ACTION ITEM: Establish how many lines in the records below include the word "blocked"; respond with that number only.

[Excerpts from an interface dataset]
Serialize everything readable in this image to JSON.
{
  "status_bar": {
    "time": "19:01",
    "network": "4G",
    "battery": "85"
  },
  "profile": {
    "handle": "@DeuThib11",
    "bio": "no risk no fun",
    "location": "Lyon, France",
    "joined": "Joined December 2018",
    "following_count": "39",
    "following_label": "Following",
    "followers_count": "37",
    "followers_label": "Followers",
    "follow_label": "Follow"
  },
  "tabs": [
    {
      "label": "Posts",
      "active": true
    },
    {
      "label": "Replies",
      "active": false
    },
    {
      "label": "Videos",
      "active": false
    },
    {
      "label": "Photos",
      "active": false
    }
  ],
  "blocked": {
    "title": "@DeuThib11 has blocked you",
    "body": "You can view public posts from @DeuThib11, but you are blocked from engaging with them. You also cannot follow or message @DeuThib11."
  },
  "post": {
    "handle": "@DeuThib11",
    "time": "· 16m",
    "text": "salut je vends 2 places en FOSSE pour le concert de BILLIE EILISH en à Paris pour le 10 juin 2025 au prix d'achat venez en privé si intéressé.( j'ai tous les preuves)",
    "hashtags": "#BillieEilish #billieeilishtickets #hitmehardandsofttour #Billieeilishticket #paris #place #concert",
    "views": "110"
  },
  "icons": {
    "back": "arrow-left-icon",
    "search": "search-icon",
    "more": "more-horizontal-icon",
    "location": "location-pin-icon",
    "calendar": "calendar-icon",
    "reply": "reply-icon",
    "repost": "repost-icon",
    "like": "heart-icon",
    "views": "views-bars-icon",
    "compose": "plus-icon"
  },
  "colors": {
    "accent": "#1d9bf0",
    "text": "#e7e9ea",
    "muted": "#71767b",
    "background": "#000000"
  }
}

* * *

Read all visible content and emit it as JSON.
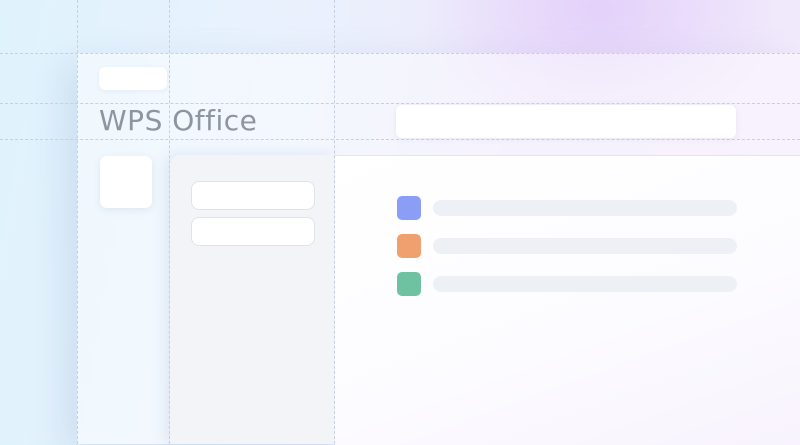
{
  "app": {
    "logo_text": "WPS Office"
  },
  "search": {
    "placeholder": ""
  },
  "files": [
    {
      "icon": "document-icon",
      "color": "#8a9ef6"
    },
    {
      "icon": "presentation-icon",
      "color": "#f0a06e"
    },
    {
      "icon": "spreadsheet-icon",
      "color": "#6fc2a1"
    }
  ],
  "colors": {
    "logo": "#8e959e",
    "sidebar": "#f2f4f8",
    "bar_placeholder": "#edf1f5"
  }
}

OUTPUT FOR THIS TASK: 3